People are inherently curious, and will always seek to understand that which surrounds them, through means such as science or religion. Religion, defined as the unwavering faith and believe in a higher being, explains many of life’s mysteries such as the reason behind our fragile existence through subscription to God’s word. Science, on the other hand, explains a multitude of conundrums through vigorous experimentation and observation in order to obtain solid proof to explain natural phenomena. Though the two approaches may seem to have divergent natures, they are in fact not mutually exclusive and can coexist in harmony without one rendering the other obsolete.
Critics may argue to say that Science and religion are ultimately divergent in nature. Given the many conflicts that have occurred between the two approaches in the past, coupled with recent Scientific development, religion has definitely been rendered increasingly obsolete. Science is the use of empirical evidence and vigorous experimentation to establish beyond a doubt that a given hypothesis is true. Through the use of the Scientific inquiry, which is based on the fundamental cornerstone of curiosity, vigorous crosschecking occurs between various scientists to ascertain the validity of the hypothesis before it is established as a fact. Religion, on the other hand, employs the use of God’s word, instead of logic and empirical evidence, to ascertain a certain belief. It does not require solid proof to establish a belief, its cornerstone being that of faith, which is the unwavering belief in a higher being. Evidently, the two are divergent in nature and cannot be used at the same time to explain a single phenomenon. Examples of this include Darwinism in defiance of creationism and heliocentrism as opposed to geocentrism. Given current rapid scientific development, which has resulted in more people employing scientific methods to explain phenomena, it would seem that lesser people would subscribe to God’s word, rendering it obsolete.
However, detractors have overlooked the fact that though it is indeed true that religion and science are divergent approaches, they are in fact not mutually exclusive. This can be seen in many cases where scientific beliefs have been reconciled with scripture. Buddhism has actively encouraged the exploration of the world through empiricism, which is similar to that employed by the scientific inquiry. As Abdul-baha, who is the founder of the Baha’I faith aptly quipped, “religion without science is superstition and science without religion is materialism. Indeed, it is clear that it is possible for science to be integrated into religion and the two are not mutually exclusive. Recently, liberal Catholics have even managed to reconcile scriptures with Darwin’s theory of evolution. Evidently, Science and religion, though divergent in nature and approach, are not mutually exclusive and can be employed together.

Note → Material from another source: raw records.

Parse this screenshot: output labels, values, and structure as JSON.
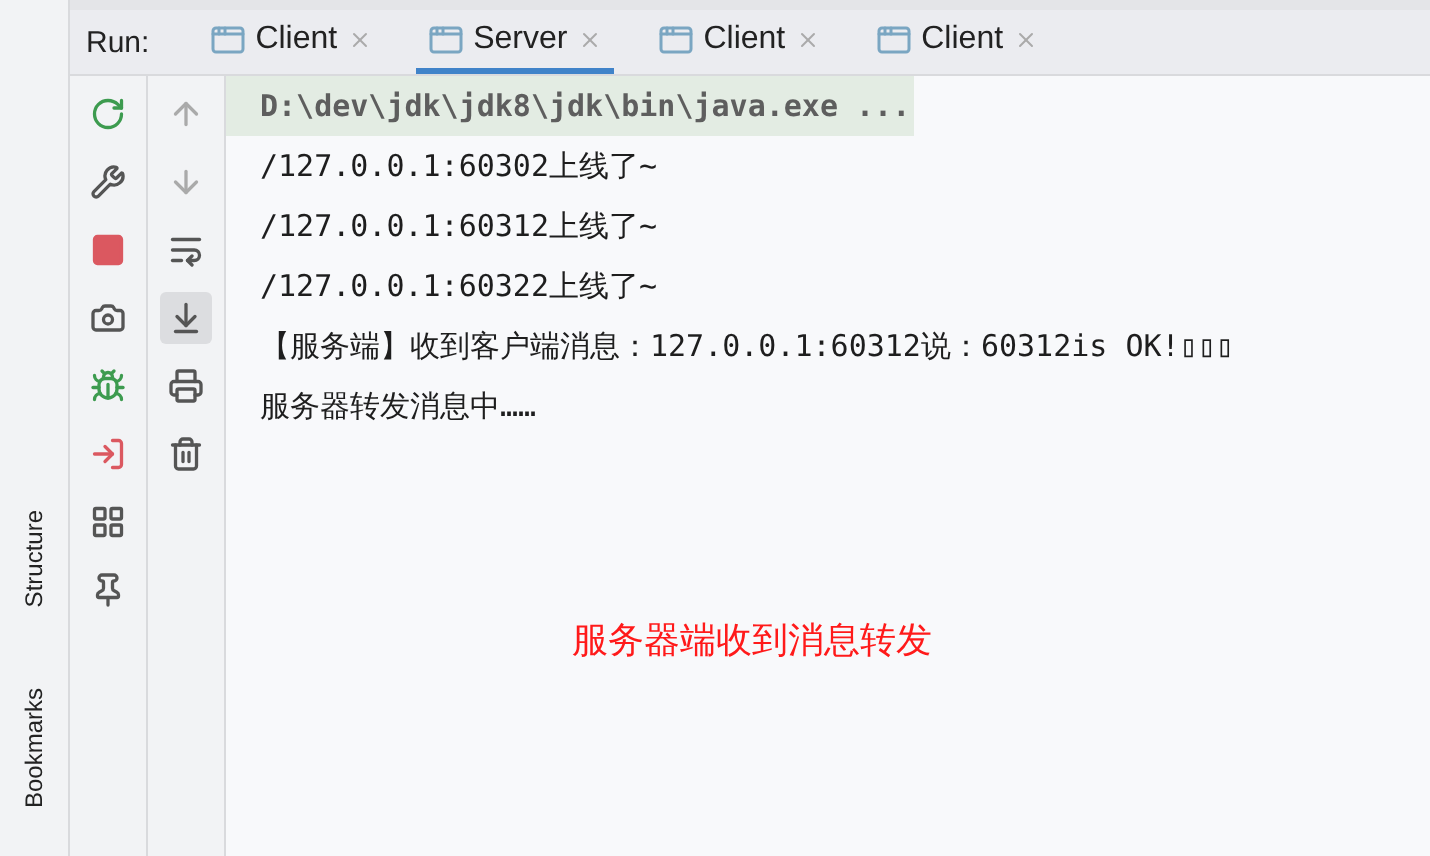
{
  "run_panel": {
    "label": "Run:",
    "tabs": [
      {
        "label": "Client",
        "selected": false
      },
      {
        "label": "Server",
        "selected": true
      },
      {
        "label": "Client",
        "selected": false
      },
      {
        "label": "Client",
        "selected": false
      }
    ]
  },
  "side_stripe": [
    {
      "label": "Structure"
    },
    {
      "label": "Bookmarks"
    }
  ],
  "toolbar_left": [
    {
      "kind": "rerun"
    },
    {
      "kind": "wrench"
    },
    {
      "kind": "stop"
    },
    {
      "kind": "camera"
    },
    {
      "kind": "bug"
    },
    {
      "kind": "login"
    },
    {
      "kind": "layout"
    },
    {
      "kind": "pin"
    }
  ],
  "toolbar_right": [
    {
      "kind": "up",
      "selected": false
    },
    {
      "kind": "down",
      "selected": false
    },
    {
      "kind": "wrap",
      "selected": false
    },
    {
      "kind": "scroll_end",
      "selected": true
    },
    {
      "kind": "print",
      "selected": false
    },
    {
      "kind": "trash",
      "selected": false
    }
  ],
  "console": [
    {
      "kind": "command",
      "text": "D:\\dev\\jdk\\jdk8\\jdk\\bin\\java.exe ..."
    },
    {
      "kind": "output",
      "text": "/127.0.0.1:60302上线了~"
    },
    {
      "kind": "output",
      "text": "/127.0.0.1:60312上线了~"
    },
    {
      "kind": "output",
      "text": "/127.0.0.1:60322上线了~"
    },
    {
      "kind": "output",
      "text": "【服务端】收到客户端消息：127.0.0.1:60312说：60312is OK!▯▯▯"
    },
    {
      "kind": "output",
      "text": "服务器转发消息中……"
    }
  ],
  "annotation": "服务器端收到消息转发"
}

Furthermore, Science and religion serve different domains, and when each remains in its own domain, the two can exist in harmony without posing conflict. Science provides an explanation for various natural phenomena in the physical world whereas religion tends to provide explanations to a myriad of conundrums to which Science cannot provide any answer. While science can explain how various systems in our body are interrelated in function that allow us to be a fully functional being, it cannot explain the purpose behind our existence. Science can explain the causes behind mental illnesses like depression and invent chemicals like dopamine to raise levels of happiness, but it is unable to teach us how to find our inner peace. Indeed, doctor Jennifer Wiseman was astute in her observation that while science is wonderful tool for understanding the physical universe, religion gives the answers to the more philosophical questions in life and explains our significance in the context of the universe. Both science and religion ultimately serve to better our human experience and lives and when each remains in their domain, they can coexist in harmony.
Science and religion can also serve to reinforce each other and are thus able to coexist without rendering either of them obsolete. Indeed, many scientists such as Richard Smalley have expressed the view that science serves to further reinforce religion, as they are better able to appreciate God’s handiwork after understanding the myriad of wonders of the physical world through science. Furthermore, religion serves as a much necessary check and balance on science and prevents ethically questionable scientific research from occurring, reinforcing it. Through the many values propagated by religions like Christianity such as the sanctity of life and nature, boundaries are drawn in fields like genetic engineering and cloning, preventing ethically suspect research from occurring that may result in the value and dignity of life being contravened. It is no wonder that the tide of pubic opinion has been turned against genetic engineering in many countries such as Britain, where genetically modified products have to be clearly labelled and genetically modified foodstuff face an outright ban. Indeed, religion and science are able to reinforce each other and the existence of each domain only strengthens the other. In this respect, neither is rendered obsolete.
Science and religion, though divergent approaches, are not mutually exclusive. As Doctor Andrew Harman once said, “Science is about learning, Buddhism is about living.” Ultimately, science and religion are just tools to enhance the human experience and it is up to us to wield them appropriately to improve our lives instead of cause conflict.